Oddly, my first time inside the great Boston hall was when I performed there in some sort of festival concert. I remember a put-together quintet with Dizzy Gillespie, Mike Brecker and Steve Gadd. But that was a memorable and exciting night for me. It must’ve been some time in the early 80′s.

Q: You’re known for playing and writing for many formats and seeking out new collaborators. Is that perhaps a lesson for other musicians, that the difficulty of meshing and adapting to all these various formats is a key to keeping a fresh outlook? In other words, the challenge is the fun and you should relish the interplay and the quest to make it all work?

A: I just love to make music in any form. I’m lucky to have such great friends to create with. They inspire me and I continue to learn from them every time we do a new project.

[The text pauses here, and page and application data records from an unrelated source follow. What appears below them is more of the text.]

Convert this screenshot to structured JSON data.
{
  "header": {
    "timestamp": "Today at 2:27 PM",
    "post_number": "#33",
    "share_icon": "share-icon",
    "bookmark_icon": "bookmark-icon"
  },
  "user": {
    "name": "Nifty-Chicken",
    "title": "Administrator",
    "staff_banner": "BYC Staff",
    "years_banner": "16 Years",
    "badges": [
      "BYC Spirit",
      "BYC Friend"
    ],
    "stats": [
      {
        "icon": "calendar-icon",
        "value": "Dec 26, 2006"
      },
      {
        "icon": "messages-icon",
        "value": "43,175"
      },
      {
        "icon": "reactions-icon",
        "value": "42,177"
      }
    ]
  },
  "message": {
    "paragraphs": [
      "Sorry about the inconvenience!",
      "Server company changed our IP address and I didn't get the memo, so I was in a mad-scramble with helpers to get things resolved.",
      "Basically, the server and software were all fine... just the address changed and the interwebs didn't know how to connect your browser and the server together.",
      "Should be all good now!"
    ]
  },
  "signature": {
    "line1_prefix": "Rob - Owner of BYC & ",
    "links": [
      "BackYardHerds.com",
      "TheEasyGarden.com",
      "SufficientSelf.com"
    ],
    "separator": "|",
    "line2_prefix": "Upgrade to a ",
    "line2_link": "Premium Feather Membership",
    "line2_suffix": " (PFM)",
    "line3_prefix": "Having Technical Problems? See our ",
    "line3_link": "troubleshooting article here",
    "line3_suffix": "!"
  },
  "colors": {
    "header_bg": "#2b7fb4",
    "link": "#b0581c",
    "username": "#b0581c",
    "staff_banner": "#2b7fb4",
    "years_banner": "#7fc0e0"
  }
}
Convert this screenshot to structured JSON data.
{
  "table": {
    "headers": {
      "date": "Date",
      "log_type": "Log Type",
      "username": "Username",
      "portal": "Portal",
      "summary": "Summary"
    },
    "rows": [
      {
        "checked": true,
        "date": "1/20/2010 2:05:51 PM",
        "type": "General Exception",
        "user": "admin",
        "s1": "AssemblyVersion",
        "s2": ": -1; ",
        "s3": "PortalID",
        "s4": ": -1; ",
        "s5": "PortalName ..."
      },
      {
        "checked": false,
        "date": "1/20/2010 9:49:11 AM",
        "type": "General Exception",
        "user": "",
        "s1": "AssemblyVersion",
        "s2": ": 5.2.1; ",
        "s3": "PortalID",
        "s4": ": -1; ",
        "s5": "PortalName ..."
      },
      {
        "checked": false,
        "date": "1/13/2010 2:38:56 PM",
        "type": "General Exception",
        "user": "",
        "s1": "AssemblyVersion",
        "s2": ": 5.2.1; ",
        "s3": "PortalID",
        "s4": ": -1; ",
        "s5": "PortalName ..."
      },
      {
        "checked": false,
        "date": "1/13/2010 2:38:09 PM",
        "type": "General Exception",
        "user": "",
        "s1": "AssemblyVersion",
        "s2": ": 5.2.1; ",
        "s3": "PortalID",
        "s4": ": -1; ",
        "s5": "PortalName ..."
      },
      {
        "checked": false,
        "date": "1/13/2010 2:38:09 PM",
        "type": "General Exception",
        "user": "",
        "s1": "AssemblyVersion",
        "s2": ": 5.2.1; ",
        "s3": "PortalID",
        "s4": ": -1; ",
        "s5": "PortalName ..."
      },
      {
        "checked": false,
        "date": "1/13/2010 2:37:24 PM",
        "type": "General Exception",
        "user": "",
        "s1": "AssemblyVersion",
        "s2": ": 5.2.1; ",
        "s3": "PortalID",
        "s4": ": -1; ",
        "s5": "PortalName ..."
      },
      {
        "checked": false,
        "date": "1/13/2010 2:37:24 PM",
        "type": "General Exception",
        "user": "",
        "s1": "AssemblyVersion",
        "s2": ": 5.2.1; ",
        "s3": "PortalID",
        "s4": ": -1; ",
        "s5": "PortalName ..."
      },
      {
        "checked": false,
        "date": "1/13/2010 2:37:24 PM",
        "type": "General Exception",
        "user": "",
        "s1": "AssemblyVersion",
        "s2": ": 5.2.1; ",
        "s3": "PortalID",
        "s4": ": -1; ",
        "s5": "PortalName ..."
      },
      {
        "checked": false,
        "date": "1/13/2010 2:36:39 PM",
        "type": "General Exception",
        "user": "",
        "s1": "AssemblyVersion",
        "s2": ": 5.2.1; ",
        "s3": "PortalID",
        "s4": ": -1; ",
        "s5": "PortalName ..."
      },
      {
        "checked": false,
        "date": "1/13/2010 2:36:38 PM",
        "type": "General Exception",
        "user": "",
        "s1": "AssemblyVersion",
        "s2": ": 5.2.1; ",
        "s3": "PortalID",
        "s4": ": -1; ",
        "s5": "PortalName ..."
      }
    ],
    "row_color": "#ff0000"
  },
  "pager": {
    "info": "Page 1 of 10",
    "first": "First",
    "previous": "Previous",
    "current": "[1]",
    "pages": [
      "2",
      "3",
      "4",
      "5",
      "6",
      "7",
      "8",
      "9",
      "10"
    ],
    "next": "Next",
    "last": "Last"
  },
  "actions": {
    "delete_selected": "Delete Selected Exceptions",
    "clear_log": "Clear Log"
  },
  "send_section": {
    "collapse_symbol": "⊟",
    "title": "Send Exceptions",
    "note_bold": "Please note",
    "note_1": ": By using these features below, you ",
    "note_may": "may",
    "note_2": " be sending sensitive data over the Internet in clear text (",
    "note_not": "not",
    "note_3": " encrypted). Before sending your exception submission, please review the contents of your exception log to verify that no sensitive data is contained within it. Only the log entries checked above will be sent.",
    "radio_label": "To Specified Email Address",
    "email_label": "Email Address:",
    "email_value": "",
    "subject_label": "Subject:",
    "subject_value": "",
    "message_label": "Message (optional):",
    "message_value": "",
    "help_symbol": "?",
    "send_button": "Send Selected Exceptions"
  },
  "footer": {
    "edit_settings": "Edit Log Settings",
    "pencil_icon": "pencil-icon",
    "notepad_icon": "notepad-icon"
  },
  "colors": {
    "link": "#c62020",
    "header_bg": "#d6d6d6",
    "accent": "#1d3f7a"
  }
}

Q: Just bouncing off that last question, if there is ever a time, in a project or collaboration, or in a smaller view just a tune in concert, when it is not working or just not landing well with the audience, what do you do? Your kind of fearless exploration brings the risk of something just falling flat and how do you deal with that, or try to avoid that?

A: Each night when I return “home” (that’s my hotel room) after the gig, always on the top of my mind is what didn’t work so well, as well as what worked very well. I make a mental note of what worked well and then do something to correct what didn’t. I carry a little Yamaha P-45 digital piano with me that I set up in each hotel room to practice and compose. When I sit down at it, I work on what I stumbled over the night before or how to correct the set somehow.

Q: By this time you have a pretty substantial history with this trio. Aside from their obvious skills, what attracted you to Brian and Christian as potential bandmates? All three of you could probably choose whatever or whoever you wanted to play with, but what makes these personalities such a vital force when you’re together onstage?

A: This one is hard to answer as it’s hard to find words to explain. There’s just such a great amount of affinity and musical realities that we all three share that, when the music happens, it all just flies so easily with little or no instructions or rehearsal. It’s just pure joy making music with Brian and Christian.

Q: In your younger years, your music as a composer and playing with Miles, Return to Forever, and others played a role in creating jazz fusion and helping the music cross over to rock and pop fans. We don’t hear much talk of that these days, but I’ve felt for example, that the Dave Matthews Band at its height was really playing a lot of jazz-type music, and now groups like the Tedeschi Trucks Band are also presenting improvisational and exploratory music under the guise of rock. I know you hate categorization, but how do you feel about the idea that jazz and jazz concepts are still crossing over, permeating many other styles, and just not being called jazz?

A: Well I find it difficult to discuss music using the names of genres and categories. With another approach at it though, I do observe that the use of improvisation in making music takes a certain skill and produces certain effects which, when done well and convincingly, please the musicians doing the improvisation as well as the audience. Maybe it has taken this long for the message of “jazz” and improvised music to reach more broadly – especially now with the internet. I do believe that every musician, no matter the type of music he or she makes, likes the idea of being able to improvise. Improvising uses our greatest resource: our own imagination.

I think it can be sensed by all involved when the performer is fully engaged and when his musical choices are more spontaneous – where there’s some risk, some adventure – trying something that hasn’t been tried before – “going out on a limb” – and so forth. When you can make a swan dive into the unknown and be graceful and easy about it – not worrying about falling down and breaking your neck, I think that makes life a bit more interesting and exciting.